With mounting vehemence and desperation, Republican and conservative politicians and pundits are denouncing Donald Trump and his appeal to what is characterized as the lowest instincts of the American electorate. From Mitt Romney (“Donald Trump is a phony, a fraud”) to columnists George Will (“Trump is a presidential aspirant who would flunk an eighth-grade civics exam”) and Michael Gerson (“Trump roots his intimidation in a worldview — the need for the strong hand”), the cry against Trump is rising.
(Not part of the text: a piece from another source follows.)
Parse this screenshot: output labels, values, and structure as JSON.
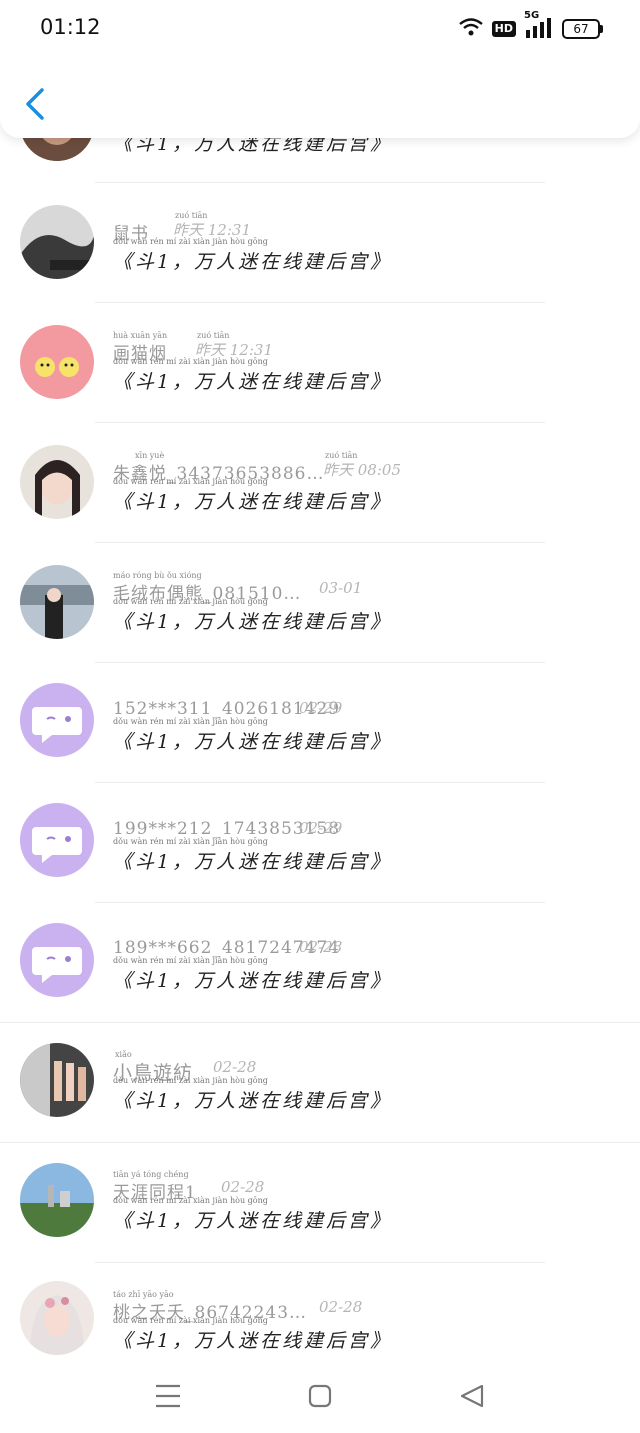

A number of prominent Republican Jews were among the 60 conservatives in think tanks and alumni of Republican administrations who signed a letter last week listing the ways Trump would “make America less safe” including “hateful, anti-Muslim rhetoric” that “undercuts the seriousness of combating Islamic radicalism.” “As committed and loyal Republicans, we are unable to support a Party ticket with Mr. Trump at its head,” the letter said.
And according to former George W. Bush speechwriter Noam Neusner, Trump “has built within our party the nearest thing America has ever seen to a European nativist working-class political movement. Such movements, to put it mildly, have never been good for the Jews or allies of free thought and the free market.”
It is clear that the Republican establishment underestimated Trump. The rest of us shouldn’t. He appeals to a demographic that is frustrated and expanding. Like those European nativists cited by Neusner, Trump is tapping into a well of Americans, a number of whom are racist, who want to turn their backs on “outsiders” and bestow generous social benefits on the rest. If Republicans want to challenge Trump, they need to find a strong alternative — but it may be too late.
It remains to be seen how many Republicans will stick with Trump out of spite for the Democratic nominee, whether it be Hillary Clinton or Bernie Sanders, or whether some will choose to support another party or stay home on Election Day. But the fact that these issues are even being raised shows what an unusual — and potentially treacherous — election year this is turning out to be.
No matter what your political affiliation, Trump is a force today. That is our new reality.